··· Data shown ···
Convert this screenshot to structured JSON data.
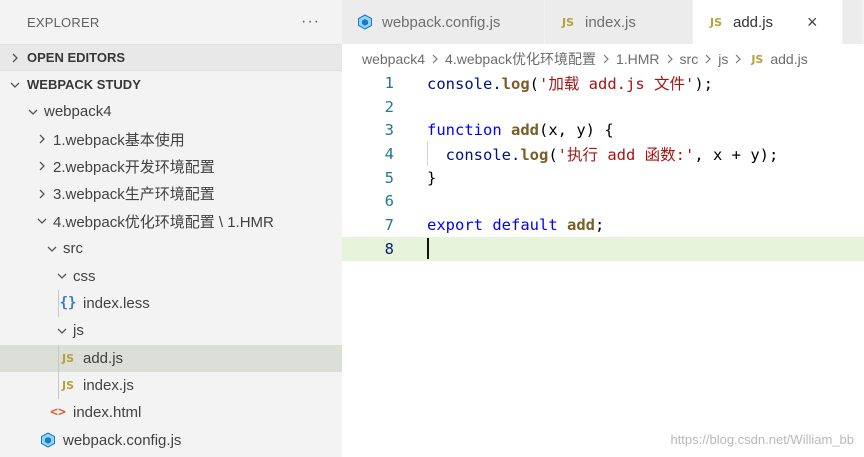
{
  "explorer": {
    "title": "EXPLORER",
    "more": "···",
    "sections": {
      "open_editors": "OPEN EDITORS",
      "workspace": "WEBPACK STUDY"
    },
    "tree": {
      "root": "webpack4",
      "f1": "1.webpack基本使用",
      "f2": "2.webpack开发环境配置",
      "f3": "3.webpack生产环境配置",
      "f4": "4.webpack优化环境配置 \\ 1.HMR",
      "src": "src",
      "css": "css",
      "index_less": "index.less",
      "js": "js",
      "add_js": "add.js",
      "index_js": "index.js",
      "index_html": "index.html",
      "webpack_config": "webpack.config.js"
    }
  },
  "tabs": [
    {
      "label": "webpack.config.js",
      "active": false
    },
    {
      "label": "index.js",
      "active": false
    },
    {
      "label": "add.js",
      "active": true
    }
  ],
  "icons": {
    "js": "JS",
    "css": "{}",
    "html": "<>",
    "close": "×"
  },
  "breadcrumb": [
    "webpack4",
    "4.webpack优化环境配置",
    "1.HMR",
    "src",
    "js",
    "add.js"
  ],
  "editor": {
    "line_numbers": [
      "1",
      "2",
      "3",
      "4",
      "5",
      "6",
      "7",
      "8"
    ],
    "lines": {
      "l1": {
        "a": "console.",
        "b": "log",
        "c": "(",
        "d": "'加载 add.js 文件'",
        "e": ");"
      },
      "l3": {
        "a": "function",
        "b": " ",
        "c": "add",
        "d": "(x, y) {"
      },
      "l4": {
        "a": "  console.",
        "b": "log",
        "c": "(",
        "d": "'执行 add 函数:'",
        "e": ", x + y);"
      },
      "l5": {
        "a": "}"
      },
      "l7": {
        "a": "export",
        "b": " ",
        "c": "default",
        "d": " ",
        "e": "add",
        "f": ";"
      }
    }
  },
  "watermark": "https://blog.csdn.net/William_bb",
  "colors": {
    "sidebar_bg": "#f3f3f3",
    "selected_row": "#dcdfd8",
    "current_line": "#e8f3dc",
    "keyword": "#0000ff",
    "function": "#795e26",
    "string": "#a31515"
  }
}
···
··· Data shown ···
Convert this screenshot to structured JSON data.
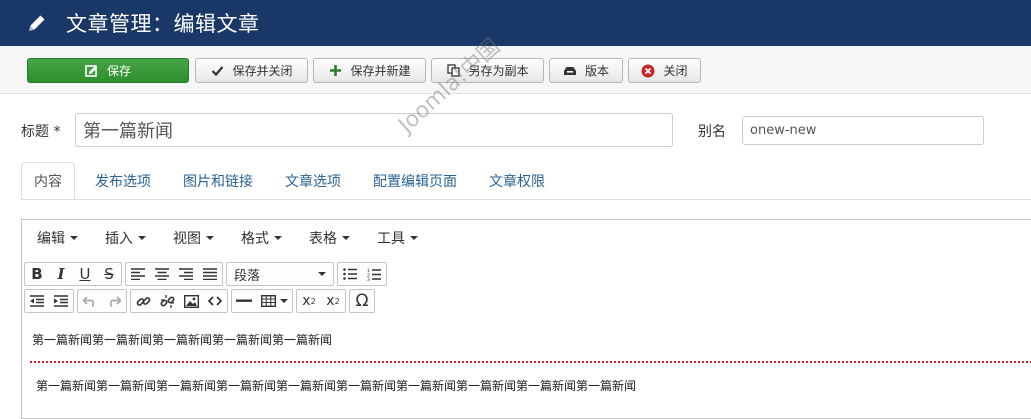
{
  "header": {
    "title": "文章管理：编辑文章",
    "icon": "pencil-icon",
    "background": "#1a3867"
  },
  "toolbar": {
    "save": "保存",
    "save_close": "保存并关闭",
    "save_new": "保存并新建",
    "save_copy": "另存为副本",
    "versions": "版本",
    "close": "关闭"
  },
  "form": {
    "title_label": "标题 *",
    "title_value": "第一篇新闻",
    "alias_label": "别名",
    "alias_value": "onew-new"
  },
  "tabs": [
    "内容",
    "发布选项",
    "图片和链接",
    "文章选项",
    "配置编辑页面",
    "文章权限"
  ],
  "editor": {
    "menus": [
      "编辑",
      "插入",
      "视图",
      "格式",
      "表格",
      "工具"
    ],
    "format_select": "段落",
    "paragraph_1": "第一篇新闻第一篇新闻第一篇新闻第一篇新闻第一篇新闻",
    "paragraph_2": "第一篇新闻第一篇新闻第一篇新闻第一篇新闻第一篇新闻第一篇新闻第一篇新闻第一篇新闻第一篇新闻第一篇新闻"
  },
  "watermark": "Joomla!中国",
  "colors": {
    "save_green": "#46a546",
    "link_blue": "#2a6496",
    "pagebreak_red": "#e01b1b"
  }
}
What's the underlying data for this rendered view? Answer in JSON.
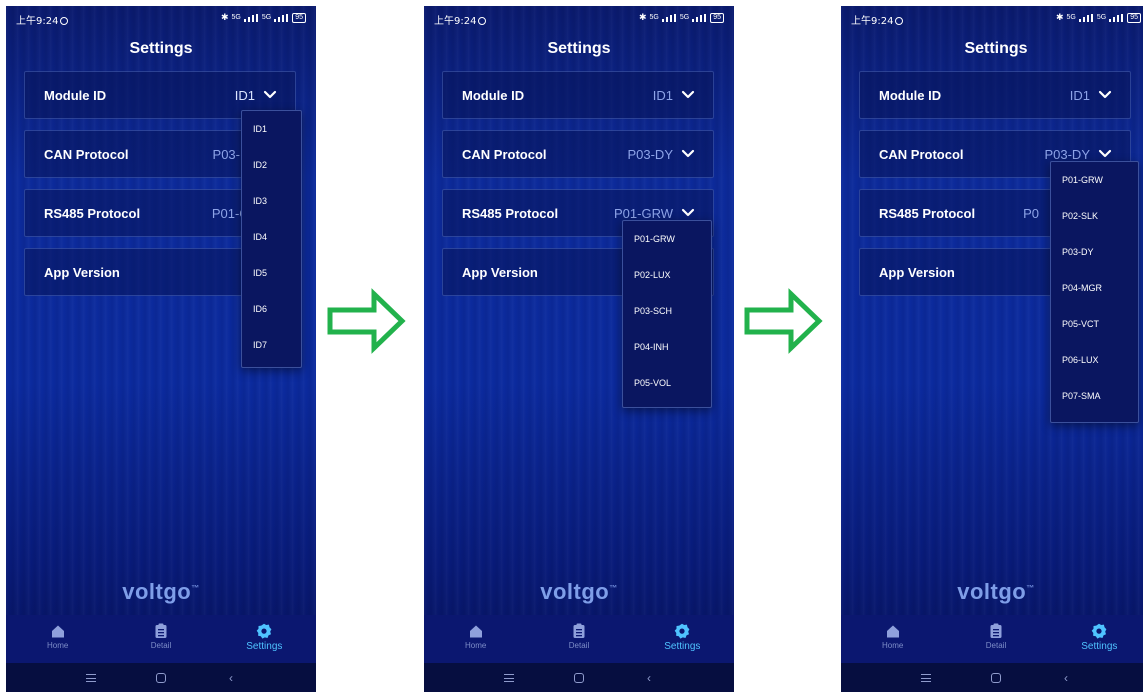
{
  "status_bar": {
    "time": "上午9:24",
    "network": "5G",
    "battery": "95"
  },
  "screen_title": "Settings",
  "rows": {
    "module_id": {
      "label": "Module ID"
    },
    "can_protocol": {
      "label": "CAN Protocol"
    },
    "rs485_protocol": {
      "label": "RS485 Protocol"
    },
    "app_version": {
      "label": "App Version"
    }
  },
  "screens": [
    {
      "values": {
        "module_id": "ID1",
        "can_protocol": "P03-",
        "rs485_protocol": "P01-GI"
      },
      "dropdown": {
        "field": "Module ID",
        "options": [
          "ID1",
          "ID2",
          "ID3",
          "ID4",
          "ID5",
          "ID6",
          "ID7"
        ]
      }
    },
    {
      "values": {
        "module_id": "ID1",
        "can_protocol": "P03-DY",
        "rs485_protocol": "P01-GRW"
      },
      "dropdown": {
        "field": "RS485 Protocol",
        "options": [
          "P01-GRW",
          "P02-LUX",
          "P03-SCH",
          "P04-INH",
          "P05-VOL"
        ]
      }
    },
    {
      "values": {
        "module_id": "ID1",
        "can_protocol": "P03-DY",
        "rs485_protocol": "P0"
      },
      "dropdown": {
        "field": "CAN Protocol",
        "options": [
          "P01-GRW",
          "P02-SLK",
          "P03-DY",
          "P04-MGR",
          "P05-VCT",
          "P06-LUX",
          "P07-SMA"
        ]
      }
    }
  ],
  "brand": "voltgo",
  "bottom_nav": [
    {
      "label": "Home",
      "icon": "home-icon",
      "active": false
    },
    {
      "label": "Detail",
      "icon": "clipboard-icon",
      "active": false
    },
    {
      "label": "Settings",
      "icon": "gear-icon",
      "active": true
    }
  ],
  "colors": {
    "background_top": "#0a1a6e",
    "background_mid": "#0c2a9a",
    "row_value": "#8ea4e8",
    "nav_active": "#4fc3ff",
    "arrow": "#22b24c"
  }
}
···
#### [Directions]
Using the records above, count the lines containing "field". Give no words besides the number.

#### [Worked solution]
3